# Problem description
Copy all lines containing the string "this" from the records below.

[Data about app and page elements]
▽
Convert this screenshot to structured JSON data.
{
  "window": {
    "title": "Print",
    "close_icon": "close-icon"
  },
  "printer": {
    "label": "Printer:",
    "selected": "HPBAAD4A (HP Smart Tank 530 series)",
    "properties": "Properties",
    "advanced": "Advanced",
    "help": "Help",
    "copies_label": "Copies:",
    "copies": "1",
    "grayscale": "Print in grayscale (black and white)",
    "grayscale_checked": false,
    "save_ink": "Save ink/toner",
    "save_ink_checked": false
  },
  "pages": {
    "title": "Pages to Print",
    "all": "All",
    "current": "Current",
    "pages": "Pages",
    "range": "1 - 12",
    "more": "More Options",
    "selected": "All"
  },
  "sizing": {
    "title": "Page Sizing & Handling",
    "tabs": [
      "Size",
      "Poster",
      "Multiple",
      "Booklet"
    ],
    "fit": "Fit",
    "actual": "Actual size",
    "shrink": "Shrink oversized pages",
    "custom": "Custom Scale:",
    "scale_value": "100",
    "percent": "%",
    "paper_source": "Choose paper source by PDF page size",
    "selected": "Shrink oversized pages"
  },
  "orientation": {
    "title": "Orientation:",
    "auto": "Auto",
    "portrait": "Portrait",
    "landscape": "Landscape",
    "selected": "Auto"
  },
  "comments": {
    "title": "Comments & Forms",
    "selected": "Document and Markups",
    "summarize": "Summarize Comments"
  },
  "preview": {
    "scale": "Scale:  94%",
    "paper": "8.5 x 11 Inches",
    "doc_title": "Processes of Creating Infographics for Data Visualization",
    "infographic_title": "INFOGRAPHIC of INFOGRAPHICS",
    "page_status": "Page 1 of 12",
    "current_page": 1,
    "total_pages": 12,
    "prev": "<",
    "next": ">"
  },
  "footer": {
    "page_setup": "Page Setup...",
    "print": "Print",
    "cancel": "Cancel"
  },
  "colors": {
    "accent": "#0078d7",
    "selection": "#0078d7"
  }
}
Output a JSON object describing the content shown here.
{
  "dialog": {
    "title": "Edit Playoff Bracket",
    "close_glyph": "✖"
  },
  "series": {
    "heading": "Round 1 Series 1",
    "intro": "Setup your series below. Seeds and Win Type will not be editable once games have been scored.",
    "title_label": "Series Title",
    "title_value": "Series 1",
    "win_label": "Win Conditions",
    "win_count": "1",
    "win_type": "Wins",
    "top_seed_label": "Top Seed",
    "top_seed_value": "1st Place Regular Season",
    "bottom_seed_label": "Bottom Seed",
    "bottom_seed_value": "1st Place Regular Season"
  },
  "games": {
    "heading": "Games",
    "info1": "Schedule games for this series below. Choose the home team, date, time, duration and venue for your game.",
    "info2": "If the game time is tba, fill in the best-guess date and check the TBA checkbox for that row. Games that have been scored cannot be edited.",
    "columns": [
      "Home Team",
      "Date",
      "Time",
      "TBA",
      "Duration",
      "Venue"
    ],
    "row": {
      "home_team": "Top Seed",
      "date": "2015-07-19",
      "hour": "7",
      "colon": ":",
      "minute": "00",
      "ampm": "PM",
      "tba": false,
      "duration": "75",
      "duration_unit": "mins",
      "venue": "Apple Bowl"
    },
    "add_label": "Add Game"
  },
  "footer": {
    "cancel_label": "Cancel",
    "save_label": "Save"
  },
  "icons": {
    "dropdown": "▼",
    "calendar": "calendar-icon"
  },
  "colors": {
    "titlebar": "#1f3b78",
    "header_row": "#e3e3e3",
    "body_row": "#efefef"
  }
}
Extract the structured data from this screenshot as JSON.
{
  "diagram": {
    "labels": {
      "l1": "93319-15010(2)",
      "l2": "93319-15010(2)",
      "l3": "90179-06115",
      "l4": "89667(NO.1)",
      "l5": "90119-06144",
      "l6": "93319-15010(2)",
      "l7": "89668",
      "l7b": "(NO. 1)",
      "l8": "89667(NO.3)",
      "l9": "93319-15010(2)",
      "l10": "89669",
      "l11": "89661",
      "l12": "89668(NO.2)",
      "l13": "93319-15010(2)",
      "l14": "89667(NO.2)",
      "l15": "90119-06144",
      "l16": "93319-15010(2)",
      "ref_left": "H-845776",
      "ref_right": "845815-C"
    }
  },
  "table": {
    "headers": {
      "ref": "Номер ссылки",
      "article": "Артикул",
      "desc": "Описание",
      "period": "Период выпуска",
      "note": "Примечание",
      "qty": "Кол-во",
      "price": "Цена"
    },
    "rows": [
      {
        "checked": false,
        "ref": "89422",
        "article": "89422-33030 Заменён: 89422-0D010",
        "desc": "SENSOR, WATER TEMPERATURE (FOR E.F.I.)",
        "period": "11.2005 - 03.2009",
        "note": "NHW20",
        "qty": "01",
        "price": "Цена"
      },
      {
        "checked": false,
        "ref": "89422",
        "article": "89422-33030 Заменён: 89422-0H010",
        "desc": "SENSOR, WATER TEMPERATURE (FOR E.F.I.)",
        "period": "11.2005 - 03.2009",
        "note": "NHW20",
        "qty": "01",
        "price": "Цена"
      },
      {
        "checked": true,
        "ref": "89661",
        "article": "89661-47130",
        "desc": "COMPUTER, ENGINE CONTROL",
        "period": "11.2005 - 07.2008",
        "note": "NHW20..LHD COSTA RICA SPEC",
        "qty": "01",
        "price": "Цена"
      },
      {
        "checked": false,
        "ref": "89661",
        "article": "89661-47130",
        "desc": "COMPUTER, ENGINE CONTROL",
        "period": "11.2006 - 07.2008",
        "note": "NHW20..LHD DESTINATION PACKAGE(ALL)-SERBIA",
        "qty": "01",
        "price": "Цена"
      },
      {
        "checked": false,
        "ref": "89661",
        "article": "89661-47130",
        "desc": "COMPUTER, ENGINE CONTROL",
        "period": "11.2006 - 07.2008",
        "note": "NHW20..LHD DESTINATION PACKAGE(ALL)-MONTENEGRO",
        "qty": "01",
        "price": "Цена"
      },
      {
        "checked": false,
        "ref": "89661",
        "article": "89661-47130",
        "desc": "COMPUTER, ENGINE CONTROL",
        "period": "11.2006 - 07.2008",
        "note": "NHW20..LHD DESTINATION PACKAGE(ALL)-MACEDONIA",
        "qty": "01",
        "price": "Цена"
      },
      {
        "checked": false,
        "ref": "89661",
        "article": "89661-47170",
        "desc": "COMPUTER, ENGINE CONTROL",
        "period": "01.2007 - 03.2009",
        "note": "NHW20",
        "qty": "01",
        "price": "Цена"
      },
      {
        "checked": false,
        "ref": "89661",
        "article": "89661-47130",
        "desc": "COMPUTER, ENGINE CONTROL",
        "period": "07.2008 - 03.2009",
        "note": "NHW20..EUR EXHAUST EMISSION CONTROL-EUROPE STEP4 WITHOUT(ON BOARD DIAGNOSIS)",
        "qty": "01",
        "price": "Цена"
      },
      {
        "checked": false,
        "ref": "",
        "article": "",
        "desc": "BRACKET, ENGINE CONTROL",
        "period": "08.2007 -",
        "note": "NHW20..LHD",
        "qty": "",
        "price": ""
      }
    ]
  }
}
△
# Response below
Convert this screenshot to structured JSON data.
    "info1": "Schedule games for this series below. Choose the home team, date, time, duration and venue for your game.",
Extract the structured data from this screenshot as JSON.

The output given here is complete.